# WHAT THE TASK REQUIRES
The answer is a number and nothing else: the count of lines in these entries containing the word "description".

# EXCERPTED DATA

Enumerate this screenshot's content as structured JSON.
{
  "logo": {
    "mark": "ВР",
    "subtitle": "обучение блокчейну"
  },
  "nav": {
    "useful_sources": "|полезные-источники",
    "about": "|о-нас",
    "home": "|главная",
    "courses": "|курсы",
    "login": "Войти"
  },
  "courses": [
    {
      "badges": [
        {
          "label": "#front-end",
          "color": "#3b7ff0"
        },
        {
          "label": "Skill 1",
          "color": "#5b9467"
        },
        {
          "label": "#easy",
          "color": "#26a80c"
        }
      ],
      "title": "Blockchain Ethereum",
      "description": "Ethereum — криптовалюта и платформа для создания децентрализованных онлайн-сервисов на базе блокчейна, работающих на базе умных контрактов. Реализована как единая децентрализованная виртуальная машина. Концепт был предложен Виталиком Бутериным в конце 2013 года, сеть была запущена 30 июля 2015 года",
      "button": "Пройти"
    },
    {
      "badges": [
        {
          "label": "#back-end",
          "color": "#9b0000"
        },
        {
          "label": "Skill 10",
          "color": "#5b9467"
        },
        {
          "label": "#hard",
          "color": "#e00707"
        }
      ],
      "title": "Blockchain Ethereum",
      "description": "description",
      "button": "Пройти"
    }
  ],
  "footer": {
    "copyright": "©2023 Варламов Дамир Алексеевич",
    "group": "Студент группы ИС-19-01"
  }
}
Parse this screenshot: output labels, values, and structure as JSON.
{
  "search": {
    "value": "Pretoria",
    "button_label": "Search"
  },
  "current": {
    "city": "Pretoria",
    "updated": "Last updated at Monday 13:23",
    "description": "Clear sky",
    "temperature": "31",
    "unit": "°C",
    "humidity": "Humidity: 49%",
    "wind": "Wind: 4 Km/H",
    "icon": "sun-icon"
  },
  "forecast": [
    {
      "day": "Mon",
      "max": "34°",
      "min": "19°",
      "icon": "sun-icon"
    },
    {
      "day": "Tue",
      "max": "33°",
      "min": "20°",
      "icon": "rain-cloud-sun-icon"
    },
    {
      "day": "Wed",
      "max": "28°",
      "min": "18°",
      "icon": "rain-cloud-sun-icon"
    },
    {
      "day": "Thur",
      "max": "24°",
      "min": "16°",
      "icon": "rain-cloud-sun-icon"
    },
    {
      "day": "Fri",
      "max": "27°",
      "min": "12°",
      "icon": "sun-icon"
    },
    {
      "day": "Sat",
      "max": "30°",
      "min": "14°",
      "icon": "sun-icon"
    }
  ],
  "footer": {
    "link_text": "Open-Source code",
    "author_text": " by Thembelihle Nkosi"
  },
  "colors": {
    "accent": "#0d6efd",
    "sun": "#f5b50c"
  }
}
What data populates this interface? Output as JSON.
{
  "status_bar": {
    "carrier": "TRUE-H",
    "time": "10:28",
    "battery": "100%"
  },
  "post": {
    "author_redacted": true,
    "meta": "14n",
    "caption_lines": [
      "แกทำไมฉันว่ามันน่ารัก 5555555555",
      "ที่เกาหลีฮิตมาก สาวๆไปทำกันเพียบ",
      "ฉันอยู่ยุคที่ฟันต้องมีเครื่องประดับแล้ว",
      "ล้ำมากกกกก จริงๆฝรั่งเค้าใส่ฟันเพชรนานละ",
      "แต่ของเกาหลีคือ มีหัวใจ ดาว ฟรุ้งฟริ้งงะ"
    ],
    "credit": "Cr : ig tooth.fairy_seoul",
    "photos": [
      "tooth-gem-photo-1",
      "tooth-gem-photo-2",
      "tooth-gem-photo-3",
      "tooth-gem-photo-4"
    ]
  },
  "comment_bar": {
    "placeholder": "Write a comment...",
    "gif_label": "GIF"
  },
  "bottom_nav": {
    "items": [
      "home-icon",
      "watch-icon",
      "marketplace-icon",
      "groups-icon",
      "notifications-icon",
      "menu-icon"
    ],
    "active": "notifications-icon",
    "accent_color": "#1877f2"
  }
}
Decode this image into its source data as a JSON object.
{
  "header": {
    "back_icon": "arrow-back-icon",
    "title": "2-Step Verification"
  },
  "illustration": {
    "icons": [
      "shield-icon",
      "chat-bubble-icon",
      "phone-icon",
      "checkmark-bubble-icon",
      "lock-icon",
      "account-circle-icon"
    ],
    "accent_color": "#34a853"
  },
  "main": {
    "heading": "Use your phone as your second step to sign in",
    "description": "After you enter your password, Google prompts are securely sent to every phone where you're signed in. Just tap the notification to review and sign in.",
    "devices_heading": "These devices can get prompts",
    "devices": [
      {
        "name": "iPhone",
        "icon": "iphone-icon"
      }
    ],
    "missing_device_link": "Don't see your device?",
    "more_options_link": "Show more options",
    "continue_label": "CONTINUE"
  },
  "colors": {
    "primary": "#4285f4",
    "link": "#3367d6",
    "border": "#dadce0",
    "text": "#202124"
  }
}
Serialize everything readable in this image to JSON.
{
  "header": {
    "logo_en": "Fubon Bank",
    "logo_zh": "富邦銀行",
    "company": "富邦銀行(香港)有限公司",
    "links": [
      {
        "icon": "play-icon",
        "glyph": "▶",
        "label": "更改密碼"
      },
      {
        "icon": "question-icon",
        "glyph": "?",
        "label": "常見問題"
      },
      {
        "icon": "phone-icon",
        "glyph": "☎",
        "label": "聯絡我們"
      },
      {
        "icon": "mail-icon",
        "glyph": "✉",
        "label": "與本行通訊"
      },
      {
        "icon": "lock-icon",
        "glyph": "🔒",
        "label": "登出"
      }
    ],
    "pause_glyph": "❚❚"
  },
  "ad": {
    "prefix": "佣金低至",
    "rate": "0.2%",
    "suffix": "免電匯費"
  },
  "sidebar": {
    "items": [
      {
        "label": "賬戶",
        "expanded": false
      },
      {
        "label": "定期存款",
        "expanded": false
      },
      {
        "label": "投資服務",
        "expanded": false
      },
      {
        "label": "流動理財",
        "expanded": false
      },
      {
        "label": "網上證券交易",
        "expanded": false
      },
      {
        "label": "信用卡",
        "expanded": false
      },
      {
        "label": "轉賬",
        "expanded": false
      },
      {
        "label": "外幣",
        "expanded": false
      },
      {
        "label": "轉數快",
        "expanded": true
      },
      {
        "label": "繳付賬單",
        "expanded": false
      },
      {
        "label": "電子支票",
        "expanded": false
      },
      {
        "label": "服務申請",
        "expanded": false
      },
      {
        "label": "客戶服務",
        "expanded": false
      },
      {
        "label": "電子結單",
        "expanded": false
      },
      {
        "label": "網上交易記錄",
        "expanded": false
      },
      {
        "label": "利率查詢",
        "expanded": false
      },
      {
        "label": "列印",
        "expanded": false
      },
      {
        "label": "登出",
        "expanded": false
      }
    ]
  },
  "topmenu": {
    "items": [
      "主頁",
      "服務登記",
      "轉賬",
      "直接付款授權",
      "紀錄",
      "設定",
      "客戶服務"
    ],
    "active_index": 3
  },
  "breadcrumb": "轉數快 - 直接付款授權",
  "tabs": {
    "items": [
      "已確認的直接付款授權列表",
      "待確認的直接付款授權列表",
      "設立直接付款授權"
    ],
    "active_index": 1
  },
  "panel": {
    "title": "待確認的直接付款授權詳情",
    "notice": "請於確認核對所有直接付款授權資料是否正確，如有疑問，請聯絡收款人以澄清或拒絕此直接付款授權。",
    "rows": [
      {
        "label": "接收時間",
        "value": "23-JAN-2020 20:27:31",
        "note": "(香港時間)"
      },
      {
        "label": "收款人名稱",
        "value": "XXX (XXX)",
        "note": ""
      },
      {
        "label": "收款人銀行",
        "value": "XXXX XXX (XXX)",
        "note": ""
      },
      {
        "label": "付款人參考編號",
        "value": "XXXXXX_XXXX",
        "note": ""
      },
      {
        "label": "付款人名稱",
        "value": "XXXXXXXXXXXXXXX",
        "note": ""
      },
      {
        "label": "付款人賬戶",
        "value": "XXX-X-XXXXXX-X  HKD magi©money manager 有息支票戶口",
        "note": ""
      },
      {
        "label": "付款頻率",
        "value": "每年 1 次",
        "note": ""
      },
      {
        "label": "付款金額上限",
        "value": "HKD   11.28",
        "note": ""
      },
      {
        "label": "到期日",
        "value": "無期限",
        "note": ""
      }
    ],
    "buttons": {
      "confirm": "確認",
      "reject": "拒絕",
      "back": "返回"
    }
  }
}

# YOUR RESPONSE
4